II. The Final Act
A sometime “Nixon-hater” looks back on Watergate and discovers that his glee of a decade ago has given way to larger, sadder, and more generous emotions
June/july 1984 | Volume 35, Issue 4
I am speaking, then, of the great American inferiority complex, one of the few items of psychiatric jargon to become a phrase in popular culture. For it, we overcom pensate quite splendidly at our best, and maybe cheat and lie a little at our worst.
So I come, at long last, to a sense of brotherhood with Richard Nixon. Marx-brotherhood? No. The comic view of it all is more deeply buried than I realized, and what I took then for the gibbering of partisan clowns I hear now as the cries of the stricken, the weeping of the well-intentioned, and the mourning of the just.
No one paid much attention back then, certainly not I. I was too used to taking her for a kind of female Agnew to feel like anything but chuckling.
We watched the final summer, my wife and I, Philip sometimes, through the eyes of Dan Rather at five-thirty every evening. The watching was compulsive and mostly silent. If we talked about it some among ourselves, it was muted. It never did become a lively topic of Iowa conversation, but not because anyone dismissed it any longer. We just didn’t expose our feelings, or chance offending those of others. At university parties, after tennis, at the Windham Garage where the farmers met, we spoke of other things and hurried home at network news time. We watched our district representative in Congress, Ed Mezvinsky, who was on the Judiciary Committee, vote for impeachment one day. Though we were friends, I had no will to phone or write to him about it.
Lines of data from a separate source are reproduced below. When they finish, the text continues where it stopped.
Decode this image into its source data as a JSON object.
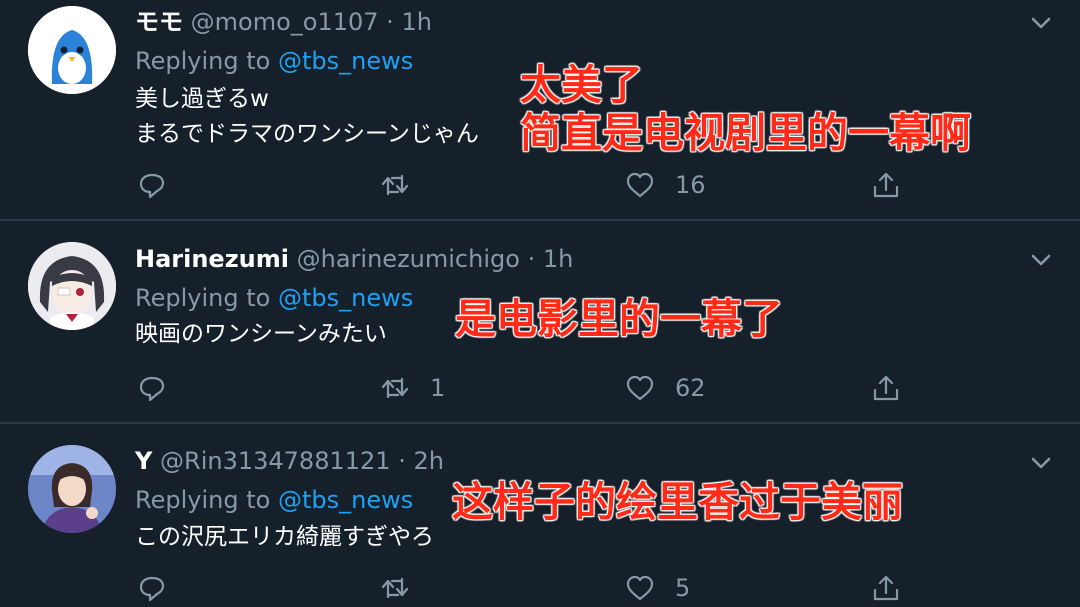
{
  "colors": {
    "background": "#15202b",
    "muted": "#8899a6",
    "mention": "#1da1f2",
    "overlay_text": "#ff2a17"
  },
  "tweets": [
    {
      "name": "モモ",
      "handle": "@momo_o1107",
      "sep": "·",
      "time": "1h",
      "replying_prefix": "Replying to",
      "mention": "@tbs_news",
      "text_lines": [
        "美し過ぎるw",
        "まるでドラマのワンシーンじゃん"
      ],
      "retweets": "",
      "likes": "16",
      "avatar_icon": "penguin-avatar-icon",
      "overlay_lines": [
        "太美了",
        "简直是电视剧里的一幕啊"
      ]
    },
    {
      "name": "Harinezumi",
      "handle": "@harinezumichigo",
      "sep": "·",
      "time": "1h",
      "replying_prefix": "Replying to",
      "mention": "@tbs_news",
      "text_lines": [
        "映画のワンシーンみたい"
      ],
      "retweets": "1",
      "likes": "62",
      "avatar_icon": "anime-girl-avatar-icon",
      "overlay_lines": [
        "是电影里的一幕了"
      ]
    },
    {
      "name": "Y",
      "handle": "@Rin31347881121",
      "sep": "·",
      "time": "2h",
      "replying_prefix": "Replying to",
      "mention": "@tbs_news",
      "text_lines": [
        "この沢尻エリカ綺麗すぎやろ"
      ],
      "retweets": "",
      "likes": "5",
      "avatar_icon": "photo-avatar-icon",
      "overlay_lines": [
        "这样子的绘里香过于美丽"
      ]
    }
  ]
}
It was, I think, because we felt, unconsciously, the time of our division coming to an end. We must not risk, by chattering, hubris , which is the arrogance of setting oneself among the gods. Nixon had risked it for us, and the gods of democracy, known to us through their sacred writings—the Declaration of Independence, the Constitution, and the Bill of Rights—were as inexorable as any. We saw our scapegoat struggle. We watched him go down. And through him came, I now believe, a restoration of faith, a cleansing, and the lifting of an enormous burden.